Format

Send to

Choose Destination
Ecotoxicology. 2014 Mar;23(2):175-91. doi: 10.1007/s10646-013-1161-y. Epub 2013 Dec 19.

Toxicological effects of the sunscreen UV filter, benzophenone-2, on planulae and in vitro cells of the coral, Stylophora pistillata.

Author information

1
Haereticus Environmental Laboratory, P.O. Box 92, Clifford, VA, 24533, USA, cadowns@haereticus-lab.org.

Abstract

Benzophenone-2 (BP-2) is an additive to personal-care products and commercial solutions that protects against the damaging effects of ultraviolet light. BP-2 is an "emerging contaminant of concern" that is often released as a pollutant through municipal and boat/ship wastewater discharges and landfill leachates, as well as through residential septic fields and unmanaged cesspits. Although BP-2 may be a contaminant on coral reefs, its environmental toxicity to reefs is unknown. This poses a potential management issue, since BP-2 is a known endocrine disruptor as well as a weak genotoxicant. We examined the effects of BP-2 on the larval form (planula) of the coral, Stylophora pistillata, as well as its toxicity to in vitro coral cells.

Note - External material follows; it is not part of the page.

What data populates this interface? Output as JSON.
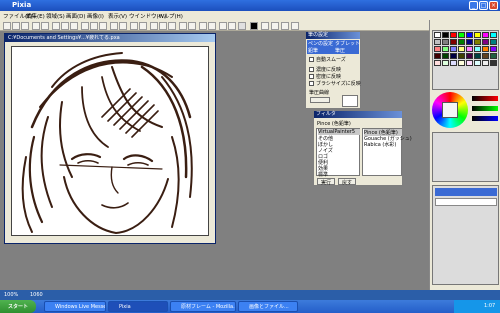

BP-2 is a photo-toxicant; adverse effects are exacerbated in the light versus in darkness. Whether in darkness or light, BP-2 induced coral planulae to transform from a motile planktonic state to a deformed, sessile condition. Planulae exhibited an increasing rate of coral bleaching in response to increasing concentrations of BP-2. BP-2 is a genotoxicant to corals, exhibiting a strong positive relationship between DNA-AP lesions and increasing BP-2 concentrations. BP-2 exposure in the light induced extensive necrosis in both the epidermis and gastro dermis. In contrast, BP-2 exposure in darkness induced autophagy and autophagic cell death.The LC50 of BP-2 in the light for an 8 and 24 hour exposure was 120 parts per million (ppm) and 165 parts per billion (ppb), respectively. The LC50s for BP-2 in darkness for the same time points were 144 parts per million and 548 parts per billion [corrected].

PMID:
24352829
DOI:
10.1007/s10646-013-1161-y
[Indexed for MEDLINE]

Supplemental Content

Full text links

Icon for Springer
Loading ...
Support Center